Book Signing: Mark Caro

A couple of years ago, my friend and Trib writer Mark Caro found himself covering an odd spat among Chicago celebrity chefs. One chef (high-strung, combative, perfectionist, and a sucker for publicity) made it known through Mark that he had decided not to serve foie gras at his eponymous groggery. He stated further (okay, no need to be coy, it was Charlie Trotter) that he would like to eat the prepared liver of chef Rick Tramonto “as a little treat.”

A year later, through some silly aldermanic shenanigans, Chicago had the distinction of being the first city in the world to ban the sale of foie gras in restaurants. Restauranteurs dared city health inspectors to prevent them from serving it. The city’s top hot dog chef (and no fool about publicity, either) managed to become the first chef to be fined for serving his foie gras “dog”. Suddenly, Mark had a front row seat to the emotional battle over the fattened goose liver. And so, he decided to write a book about it.

“Foie Gras Wars” is now in the stores. Mark will be signing some Thursday night at 7 pm at the Borders at Clark and Diversey. Come on out and support him. (For a good article on the book, check out this from the New York Post.)

I’ve had the chance to read some chapters over the past two years. It’s a very entertaining and even-handed story, one that presents many facts and viewpoints but avoids easy answers. Mark even threw himself into the coverage by attending a goose liver weekend at a farm in France, where he learned the issue from the “inside out”, as it were. Once he had his research done, he told me he’d really learned a lot about food choices and this little delicacy, and that his cholesterol had gone through the roof.

In these economic times, macaroni and cheese might be on more people’s minds than foie gras, but keep an eye out for this book and pick up a copy. It’s a fascinating look into politics, money, class, the artisanal food movement, and our relationship to nature and what we put in our bodies.

UPDATE: Here’s a good article about Mark in the Chicago Reader. He’ll also be signing at the B&N in Old Orchard in Skokie next Thursday.

Dept. of Cheap Irony

Was just listening to WXRT this morning when an ad came on for AmeriStar. It had something to do with money, and how knowing your “Mystery Points” will multiply your winnings for the day. Know your Mystery Points, and you’ll find out how to exponentially increase your money.

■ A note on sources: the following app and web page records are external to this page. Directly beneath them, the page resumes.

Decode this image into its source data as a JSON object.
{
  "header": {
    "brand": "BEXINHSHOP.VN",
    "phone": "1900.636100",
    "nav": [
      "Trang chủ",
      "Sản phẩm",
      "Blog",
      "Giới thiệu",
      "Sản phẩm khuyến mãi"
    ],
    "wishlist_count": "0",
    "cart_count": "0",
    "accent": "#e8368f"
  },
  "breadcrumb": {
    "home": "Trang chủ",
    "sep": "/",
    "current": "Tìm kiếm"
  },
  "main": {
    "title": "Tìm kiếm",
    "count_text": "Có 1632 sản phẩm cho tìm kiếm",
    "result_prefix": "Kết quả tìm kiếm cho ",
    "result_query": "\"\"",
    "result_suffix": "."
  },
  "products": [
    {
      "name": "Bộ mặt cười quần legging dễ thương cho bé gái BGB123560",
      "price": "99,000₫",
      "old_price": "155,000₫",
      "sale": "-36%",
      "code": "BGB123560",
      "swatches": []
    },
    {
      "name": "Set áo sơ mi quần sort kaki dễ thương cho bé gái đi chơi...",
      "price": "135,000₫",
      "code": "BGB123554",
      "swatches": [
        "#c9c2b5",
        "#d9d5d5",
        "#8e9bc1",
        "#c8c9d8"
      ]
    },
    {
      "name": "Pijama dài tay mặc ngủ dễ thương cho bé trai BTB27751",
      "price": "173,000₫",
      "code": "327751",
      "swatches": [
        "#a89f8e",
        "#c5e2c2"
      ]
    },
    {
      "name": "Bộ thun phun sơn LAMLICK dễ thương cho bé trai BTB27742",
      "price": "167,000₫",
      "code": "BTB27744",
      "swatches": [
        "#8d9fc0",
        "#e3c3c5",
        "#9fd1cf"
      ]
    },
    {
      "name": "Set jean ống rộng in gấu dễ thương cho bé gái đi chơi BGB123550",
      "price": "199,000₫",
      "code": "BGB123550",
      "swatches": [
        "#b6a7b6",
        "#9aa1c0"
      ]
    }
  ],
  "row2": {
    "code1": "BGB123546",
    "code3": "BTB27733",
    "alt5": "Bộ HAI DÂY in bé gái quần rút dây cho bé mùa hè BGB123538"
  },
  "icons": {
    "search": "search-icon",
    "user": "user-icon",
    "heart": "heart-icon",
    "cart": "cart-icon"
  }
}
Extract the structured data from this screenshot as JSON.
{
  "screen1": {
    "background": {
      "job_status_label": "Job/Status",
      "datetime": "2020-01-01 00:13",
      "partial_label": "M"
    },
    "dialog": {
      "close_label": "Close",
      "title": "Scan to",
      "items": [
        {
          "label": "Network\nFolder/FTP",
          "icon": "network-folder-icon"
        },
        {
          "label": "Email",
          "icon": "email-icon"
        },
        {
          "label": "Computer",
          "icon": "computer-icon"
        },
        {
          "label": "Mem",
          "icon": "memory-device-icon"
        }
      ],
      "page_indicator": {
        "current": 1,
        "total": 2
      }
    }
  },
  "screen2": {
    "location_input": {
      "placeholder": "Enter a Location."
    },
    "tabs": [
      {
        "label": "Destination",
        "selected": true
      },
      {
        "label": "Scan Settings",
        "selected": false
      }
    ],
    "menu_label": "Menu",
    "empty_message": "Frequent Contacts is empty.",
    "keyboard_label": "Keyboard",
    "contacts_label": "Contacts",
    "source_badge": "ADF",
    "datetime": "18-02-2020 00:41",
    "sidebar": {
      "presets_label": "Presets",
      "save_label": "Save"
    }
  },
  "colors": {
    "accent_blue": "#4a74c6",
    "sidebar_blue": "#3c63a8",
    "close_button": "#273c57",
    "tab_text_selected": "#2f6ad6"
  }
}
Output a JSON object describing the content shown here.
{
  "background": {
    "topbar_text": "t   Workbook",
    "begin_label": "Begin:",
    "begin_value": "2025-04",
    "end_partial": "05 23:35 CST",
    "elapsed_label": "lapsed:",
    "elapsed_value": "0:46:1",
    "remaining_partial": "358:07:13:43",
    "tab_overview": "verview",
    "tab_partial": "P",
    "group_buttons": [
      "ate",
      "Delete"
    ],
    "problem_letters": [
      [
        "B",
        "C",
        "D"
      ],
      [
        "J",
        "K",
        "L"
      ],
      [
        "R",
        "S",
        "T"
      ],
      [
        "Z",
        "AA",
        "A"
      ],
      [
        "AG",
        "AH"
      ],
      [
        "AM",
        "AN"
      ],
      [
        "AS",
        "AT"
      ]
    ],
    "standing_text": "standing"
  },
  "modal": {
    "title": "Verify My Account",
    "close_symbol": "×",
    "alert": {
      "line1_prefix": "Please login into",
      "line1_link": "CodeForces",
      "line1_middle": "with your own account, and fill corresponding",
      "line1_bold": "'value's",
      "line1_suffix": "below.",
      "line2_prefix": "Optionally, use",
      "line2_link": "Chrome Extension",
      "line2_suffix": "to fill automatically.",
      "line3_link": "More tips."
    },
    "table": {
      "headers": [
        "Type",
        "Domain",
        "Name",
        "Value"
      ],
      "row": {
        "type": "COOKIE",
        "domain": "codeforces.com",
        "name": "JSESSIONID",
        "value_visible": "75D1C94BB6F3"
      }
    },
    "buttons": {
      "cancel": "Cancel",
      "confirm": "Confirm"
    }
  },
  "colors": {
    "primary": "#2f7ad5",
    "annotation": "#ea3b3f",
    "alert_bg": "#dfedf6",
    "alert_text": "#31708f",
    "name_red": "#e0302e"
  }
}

The name “Ameristar” sounded familiar, and will all the talk about points and money, I thought it was a bank. Sounds like a generic bank name, right?

It ain’t.

It’s really a chain of casinos.

Saturday Morning “Watchmen”

For weeks, I’ve been promising to take Liam and some of his buddies to the opening weekend of “The Watchmen” for his 14th birthday. Had some reservations about it, especially as the reviews started coming in, mentioning the violence and nudity.

But then I saw this and feel much better about it all. Absolute genius.

Book Signing: Bryan Gruley

Next week mystery lovers in Chicago will get two chances to meet and greet Bryan Gruley, who has penned a marvelous new book, Starvation Lake, out now from Simon & Schuster. I urge everyone to come out and support Bryan, the Chicago bureau chief of the Wall Street Journal and an altogether mensch-y type of guy.

On Sunday, March 8 at 2 pm, he’ll be at Centuries and Sleuths, the redoubtable independent mystery bookstore in Forest Park. On Tuesday, March 10 at 7, he’ll be at the Borders at Clark and Diversey in the city. You can find other dates on his tour, plus interviews and all that stuff, at Bryan’s webpage here.

For an even more awesome experience, go to Bryan’s website, StarvationLake.com. It will give you a good feel for the setting of the book, a northern Michigan town where hockey is a religion and a murdered high school rink coach is a sign of deep rot among the people. It’s a really slick site, the kind of web marketing that writers need to do now to get attention. So please do pay attention, and support this book. It will free Bryan up for more daytime drinking with the rest of us professionals.